The new Tomb Raider adapts the game in a surprisingly honest way

And Alicia Vikander’s best efforts raise this origin story above Indiana Jones in hotpants. Well, almost.

Alicia Vikander in Tomb Raider

The problem with adapting video games to the silver screen — particularly super-iconic ones from two or three decades ago — is that they’re video games. In its infancy, the medium didn’t allow for much narrative, so you got a couple of lines in the manual or at the start screen to give you a so-called sense of purpose. As technology progressed, so did storytelling, but very often film informed video game narratives heavily. That puts the makers of a Tomb Raider feature film in an almost unwinnable situation: how do you make an interesting movie from a premise that’s basically Indiana Jones in hotpants without actually going out and making Indiana Jones in hotpants?

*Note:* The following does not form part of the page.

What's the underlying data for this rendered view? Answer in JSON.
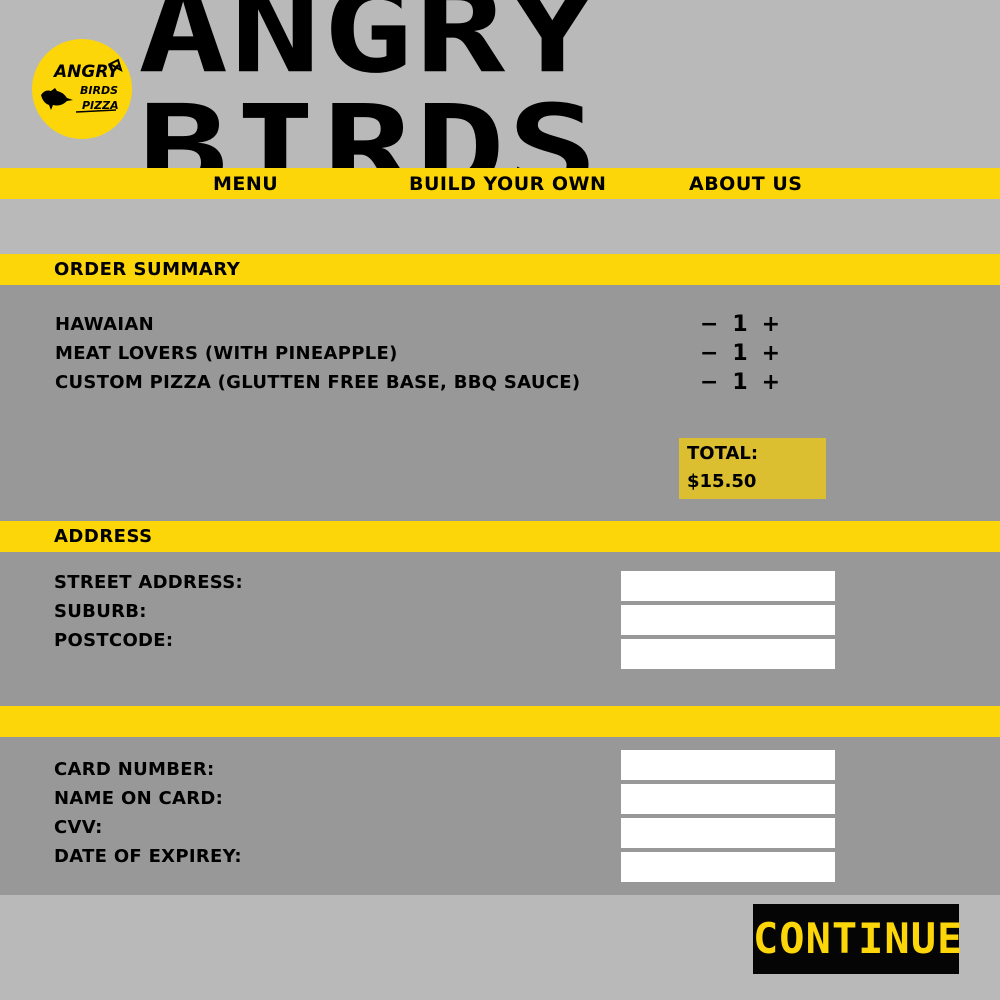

Director Roar Uthaug and the rest of the team behind this new iteration of Tomb Raider have opted for a more grounded approach — a significantly less pneumatic Lara Croft, for one, though she can still jump prodigious distances, but they’ve also opted for the most dreaded phrase in the current film landscape: origin story. I guess it’s inevitable that the studio smelled the franchise bacon grilling. Though it’s hard to believe that there’s really much to be mined from the Tomb Raider franchise, this most recent effort proves there’s very little to take from the tale of how young Lara Croft first started raiding tombs.

Lara Croft (Alicia Vikander) is heir apparent to the prodigious Croft fortune that her father (Dominic West) has left her since disappearing in the jungle when she was in her teens. Lara is reticent to claim said fortune, however; signing the papers would essentially declare her father dead. Instead, she’s slumming it as a London bike courier when a meeting with her father’s second-in-command (Kristin Scott Thomas) reveals clues that instead lead her to a remote island in the Pacific ocean where her father might hide — but where a corporate stooge (Walton Goggins) gone mad with power definitely resides.

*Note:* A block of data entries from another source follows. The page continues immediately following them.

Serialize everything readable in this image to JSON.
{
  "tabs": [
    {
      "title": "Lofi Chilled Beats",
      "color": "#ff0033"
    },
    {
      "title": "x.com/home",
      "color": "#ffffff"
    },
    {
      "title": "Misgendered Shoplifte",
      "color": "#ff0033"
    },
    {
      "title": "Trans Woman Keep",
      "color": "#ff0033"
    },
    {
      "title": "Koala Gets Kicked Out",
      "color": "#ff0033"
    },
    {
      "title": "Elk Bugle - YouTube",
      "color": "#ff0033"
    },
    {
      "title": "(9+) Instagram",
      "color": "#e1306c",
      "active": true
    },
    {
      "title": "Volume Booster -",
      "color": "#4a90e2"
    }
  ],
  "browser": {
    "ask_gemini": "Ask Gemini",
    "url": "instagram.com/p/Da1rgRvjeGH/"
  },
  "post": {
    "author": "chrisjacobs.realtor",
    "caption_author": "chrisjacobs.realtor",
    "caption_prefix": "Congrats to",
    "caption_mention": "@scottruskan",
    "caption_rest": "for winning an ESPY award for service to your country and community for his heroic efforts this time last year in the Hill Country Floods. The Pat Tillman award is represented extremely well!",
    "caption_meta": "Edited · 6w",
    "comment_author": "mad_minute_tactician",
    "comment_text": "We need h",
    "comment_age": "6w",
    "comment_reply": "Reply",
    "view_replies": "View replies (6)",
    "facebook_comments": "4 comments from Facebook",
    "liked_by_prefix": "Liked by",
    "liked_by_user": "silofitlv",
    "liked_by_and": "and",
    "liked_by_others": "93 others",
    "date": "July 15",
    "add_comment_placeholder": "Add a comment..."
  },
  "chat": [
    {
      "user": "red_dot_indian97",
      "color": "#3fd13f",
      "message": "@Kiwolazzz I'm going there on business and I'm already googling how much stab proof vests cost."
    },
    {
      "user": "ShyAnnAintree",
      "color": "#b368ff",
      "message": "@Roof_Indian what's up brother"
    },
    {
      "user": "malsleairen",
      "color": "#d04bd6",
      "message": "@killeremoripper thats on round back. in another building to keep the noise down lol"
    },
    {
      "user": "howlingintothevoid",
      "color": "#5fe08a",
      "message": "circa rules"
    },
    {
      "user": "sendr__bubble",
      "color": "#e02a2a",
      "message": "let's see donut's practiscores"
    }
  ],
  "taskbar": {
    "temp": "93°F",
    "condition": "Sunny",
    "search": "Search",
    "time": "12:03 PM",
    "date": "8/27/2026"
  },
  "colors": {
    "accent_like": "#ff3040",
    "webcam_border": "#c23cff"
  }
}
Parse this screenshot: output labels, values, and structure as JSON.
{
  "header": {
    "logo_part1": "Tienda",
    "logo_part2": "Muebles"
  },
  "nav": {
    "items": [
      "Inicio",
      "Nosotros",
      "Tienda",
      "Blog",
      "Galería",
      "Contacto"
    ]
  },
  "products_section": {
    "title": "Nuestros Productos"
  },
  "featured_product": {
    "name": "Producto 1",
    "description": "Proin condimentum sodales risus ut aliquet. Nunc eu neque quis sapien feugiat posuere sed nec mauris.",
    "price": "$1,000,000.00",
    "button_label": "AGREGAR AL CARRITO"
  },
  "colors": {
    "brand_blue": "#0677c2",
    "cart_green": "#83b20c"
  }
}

It wouldn’t be an origin story without a hidden underground and unresolved daddy issues governing our protagonist’s every decision. In that sense, Lara Croft has much in common with our boy Batman. Although far from being a dark and gritty reboot in the traditional sense, this particular iteration of the character is surprisingly dull, taking a little bit of James Bond, Batman and Indiana Jones and wrapping it in Croft’s trademark turquoise top. Even for an adaptation of a 20-year-old video game, Tomb Raider’s script takes stunningly few chances, delivering a by-the-numbers adventure flick that’s obsessed with setting up all this backstory that is in no way necessary to enjoy a little bit of the old tomb raiding.

The Tomb Raider games are interesting in that they weren’t exactly full-on action games, taking advantage of what was then brand new technology to add a whole lot of jumping, climbing, swimming and puzzle-solving to the usual run-and-gun action. Uthaug and the screenwriters do a very unusual thing here and adapt the actual action mechanics of the game to the film. I’ve rarely seen a video game movie that actually applies more than just the plot to the silver screen, but Tomb Raider is surprisingly literally about adapting the game. Lara does a bunch of puzzles, matching different-coloured stones, solving riddles and turning big stone wheels around to make patterns exactly like in the game. It’s kind of silly but also admittedly novel and honest on the filmmakers’ part: when you adapt a video game, adapt a fucking video game. Same goes for the action scenes, which are refreshingly free of explosions and even guns; Croft instead uses a bow and arrow to do her bidding.

Vikander acquits herself well in a role that requires different muscles (acting and literal) than her usual work. She’s a commanding presence even within the limited scope of a movie where she’s always falling off of things and hanging off other things. There’s no amount of charisma, however, that can really make this thing lift off the page. The Angelina Jolie Tomb Raider movies weren’t very good, either, but at least they had this sort of cartoonish patina. This Tomb Raider takes itself very seriously, and although a very serious actress does a commendable job in a passably serious role, none of it ever adds up to much.

That having been said, so much of Tomb Raider comes across as tedious paperwork to prepare an eventual franchise that I’m not adverse to seeing continue. Vikander is great and the movie ends on a note that suggests the series is headed down a path that has more to offer than sad dad reunions and a deserted island. It would be nice to have a blockbuster series that doesn’t rely almost entirely on explosions and swirly CGI baddies rising from crypts, but this first try is almost spectacularly uninspired. ■

Tomb Raider opens in theatres on Friday, March 16. Watch the trailer here: